Monazite and xenotime are recovered from heavy-mineral sands (specific gravity >2.9) deposits in various parts of the world as a byproduct of mining zircon and titanium-minerals or tin minerals.
The heavy mineral sands are recovered using floating dredges or surface excavation by shovels, front loaders, or water jet methods.
Vein monazite has been mined by hardrock methods in South Africa and the United States.
Yttrium has also been recovered from uranium raffinates from in the Elliot Lake region of Canada.
In Kyrgyzstan, yttrium was recovered using hard-rock methods from synchysite-(Y) from the open-pit Kutessai-II deposit near Aktyuz.
Argillaceous marine sediments enriched in fossil fish remains at the Melovie deposit in Kazakhstan were previously recovered for their uranium and rare-earth content, including yttrium.
The main source of the world's yttrium is the ion-adsorption lateritic clays in the southern provinces of China, primarily Fujian, Guangdong, and Jiangxi, with a lesser number of deposits in Guangxi and Hunan.
These deposits are mined by leaching methods (Hedrick, 2010)
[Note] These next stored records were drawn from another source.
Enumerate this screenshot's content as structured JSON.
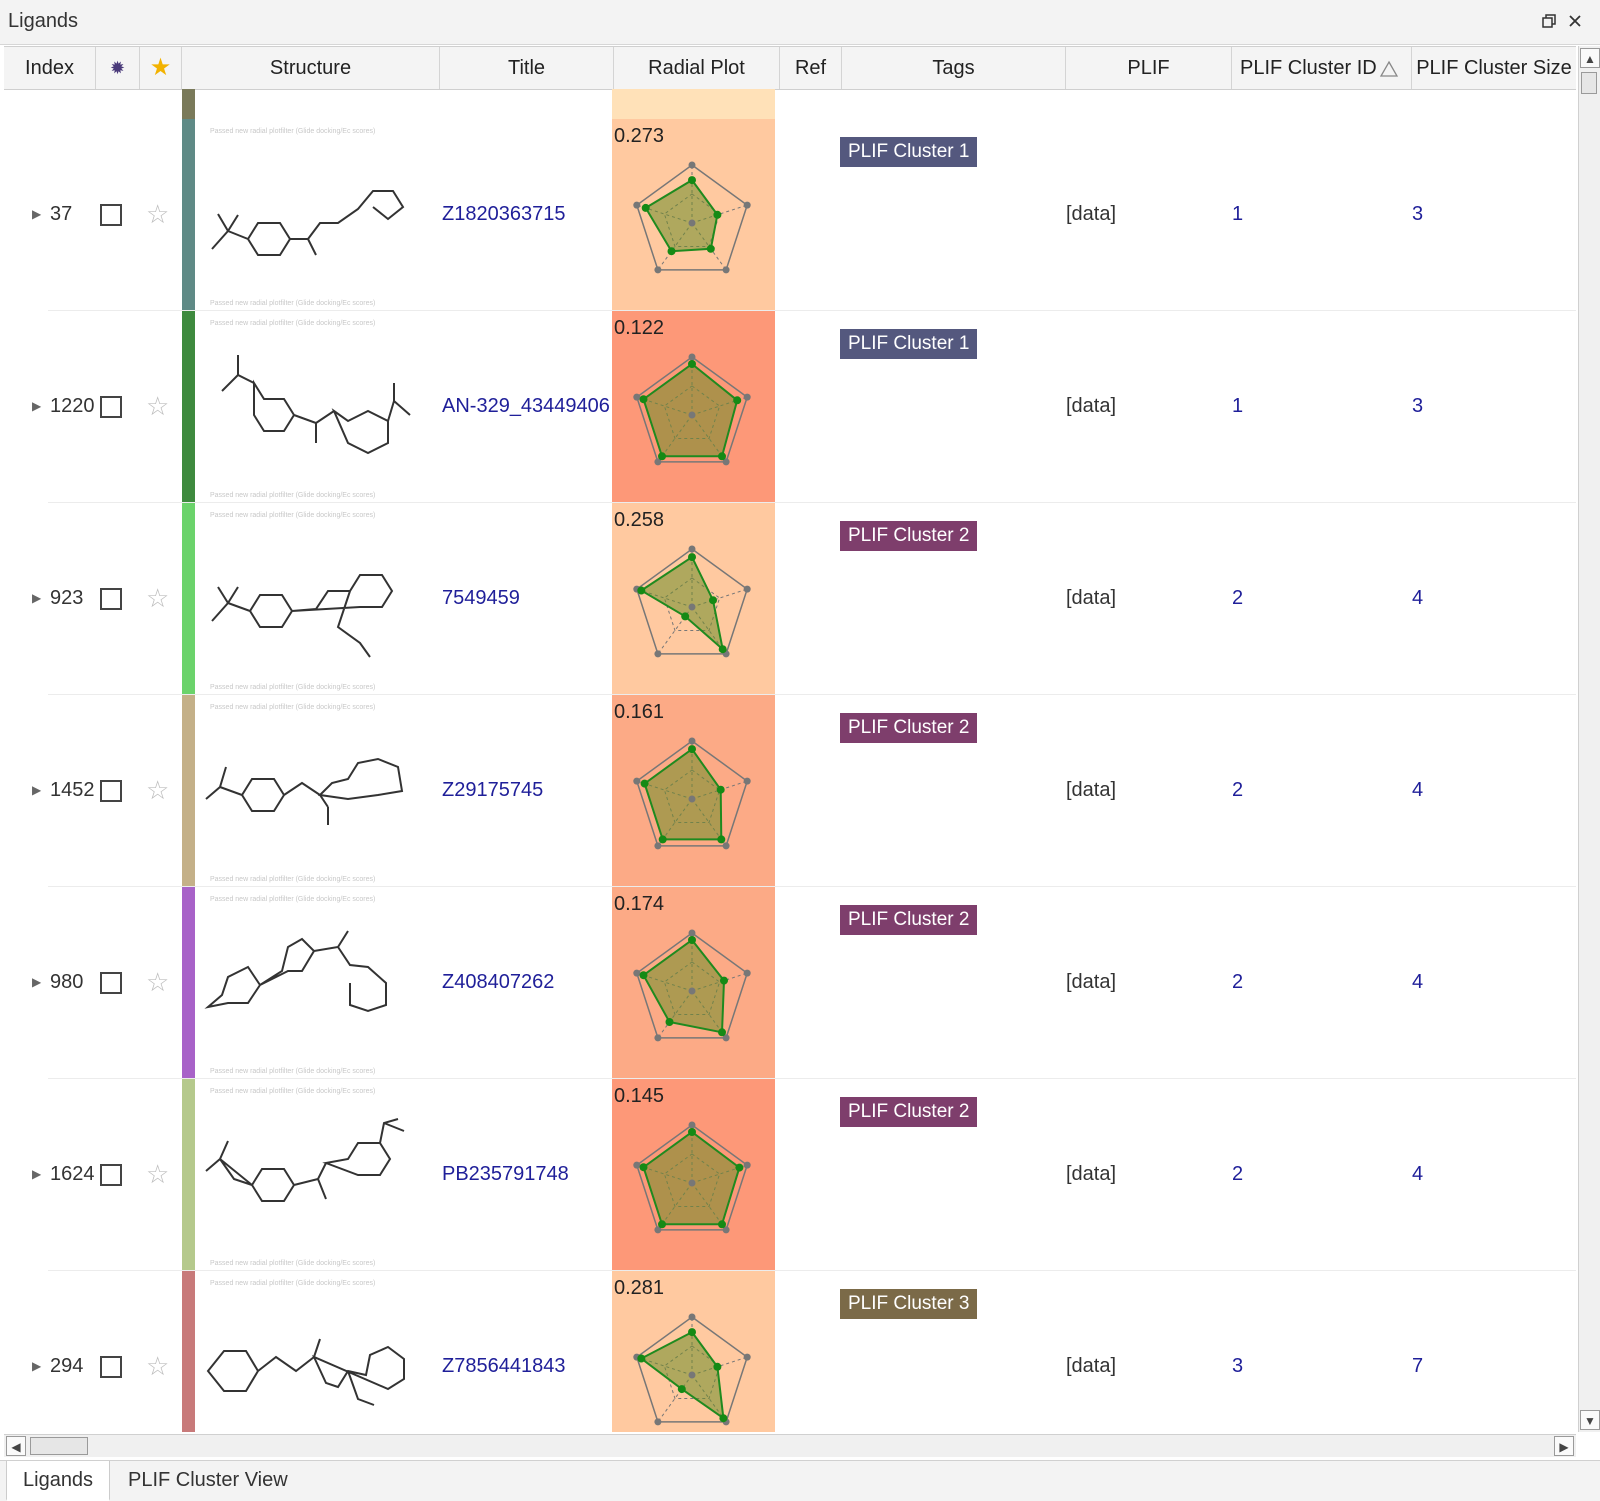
{
  "window": {
    "title": "Ligands",
    "restore_icon": "restore-icon",
    "close_icon": "close-icon"
  },
  "columns": {
    "index": "Index",
    "visibility_icon": "asterisk-icon",
    "favorite_icon": "star-icon",
    "structure": "Structure",
    "title": "Title",
    "radial_plot": "Radial Plot",
    "ref": "Ref",
    "tags": "Tags",
    "plif": "PLIF",
    "plif_cluster_id": "PLIF Cluster ID",
    "plif_cluster_size": "PLIF Cluster Size",
    "sort_indicator_icon": "sort-ascending-icon"
  },
  "structure_watermark": "Passed new radial plotfilter (Glide docking/Ec scores)",
  "rows": [
    {
      "index": "37",
      "title": "Z1820363715",
      "score": "0.273",
      "tag": "PLIF Cluster 1",
      "tag_color": "#54587e",
      "plif": "[data]",
      "cluster_id": "1",
      "cluster_size": "3",
      "bar_color": "#5f8a86",
      "radial_bg": "#ffc9a0",
      "radar": [
        0.74,
        0.46,
        0.55,
        0.6,
        0.84
      ]
    },
    {
      "index": "1220",
      "title": "AN-329_43449406",
      "score": "0.122",
      "tag": "PLIF Cluster 1",
      "tag_color": "#54587e",
      "plif": "[data]",
      "cluster_id": "1",
      "cluster_size": "3",
      "bar_color": "#3e8a3e",
      "radial_bg": "#fd9878",
      "radar": [
        0.88,
        0.82,
        0.88,
        0.88,
        0.88
      ]
    },
    {
      "index": "923",
      "title": "7549459",
      "score": "0.258",
      "tag": "PLIF Cluster 2",
      "tag_color": "#7e3e6c",
      "plif": "[data]",
      "cluster_id": "2",
      "cluster_size": "4",
      "bar_color": "#6bd36b",
      "radial_bg": "#ffc9a0",
      "radar": [
        0.86,
        0.38,
        0.9,
        0.2,
        0.92
      ]
    },
    {
      "index": "1452",
      "title": "Z29175745",
      "score": "0.161",
      "tag": "PLIF Cluster 2",
      "tag_color": "#7e3e6c",
      "plif": "[data]",
      "cluster_id": "2",
      "cluster_size": "4",
      "bar_color": "#c4b088",
      "radial_bg": "#fcaa86",
      "radar": [
        0.86,
        0.52,
        0.86,
        0.86,
        0.86
      ]
    },
    {
      "index": "980",
      "title": "Z408407262",
      "score": "0.174",
      "tag": "PLIF Cluster 2",
      "tag_color": "#7e3e6c",
      "plif": "[data]",
      "cluster_id": "2",
      "cluster_size": "4",
      "bar_color": "#a862c8",
      "radial_bg": "#fcaa86",
      "radar": [
        0.88,
        0.58,
        0.88,
        0.66,
        0.88
      ]
    },
    {
      "index": "1624",
      "title": "PB235791748",
      "score": "0.145",
      "tag": "PLIF Cluster 2",
      "tag_color": "#7e3e6c",
      "plif": "[data]",
      "cluster_id": "2",
      "cluster_size": "4",
      "bar_color": "#b5c98c",
      "radial_bg": "#fd9878",
      "radar": [
        0.88,
        0.86,
        0.88,
        0.88,
        0.88
      ]
    },
    {
      "index": "294",
      "title": "Z7856441843",
      "score": "0.281",
      "tag": "PLIF Cluster 3",
      "tag_color": "#7b6a48",
      "plif": "[data]",
      "cluster_id": "3",
      "cluster_size": "7",
      "bar_color": "#c87a7a",
      "radial_bg": "#ffc9a0",
      "radar": [
        0.74,
        0.46,
        0.92,
        0.3,
        0.92
      ]
    }
  ],
  "scrollbar": {
    "up_icon": "arrow-up-icon",
    "down_icon": "arrow-down-icon",
    "left_icon": "arrow-left-icon",
    "right_icon": "arrow-right-icon"
  },
  "tabs": [
    {
      "label": "Ligands",
      "active": true
    },
    {
      "label": "PLIF Cluster View",
      "active": false
    }
  ]
}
Selected yttrium minerals
Ion adsorption lateritic clays Y-enriched lateritic clays
Beaudry and Bernard J. and Karl A. Gschneidner, Jr., 1978, Preparation and Basic Properties of the Rare Earth Metals: chapter 2 in Handbook of the Physics and Chemistry of Rare Earths-Volume 1:Metals, (Gschneidner, Jr. and Eyring, editors), North-Holland, New York, p. 173-232.
Gadolin, Johan, 1794, Undersökning av en svart tung stenart ifrån Ytterby stenbrott I Roslagen: Kungl. Svenska Vetenskapsakademien Handlingar, p,137-155.
Geijer, Bengt R., 1788, (letter to the editor without title): Crell's Annalen, p. 229-230.
Hedrick, James B., 2010, Yttrium: chapter in Mineral commodity summaries 2010, U.S. Geological Survey, p. 182-183.
Parker, R.L, and J.W. Adams, 1973, Niobium (columbium) and tantalum: chapter in United States Mineral Resources, (D.A. Brobst and W.P. Pratt, eds.) U.S. Geological Survey Professional Paper 820, p. 443-454.
Weeks, Mary E., and Henry M. Leicester, 1968, Discovery of the Elements (7th ed.): Easton, Pennsylvania, Journal of Chemical Education, 896 p.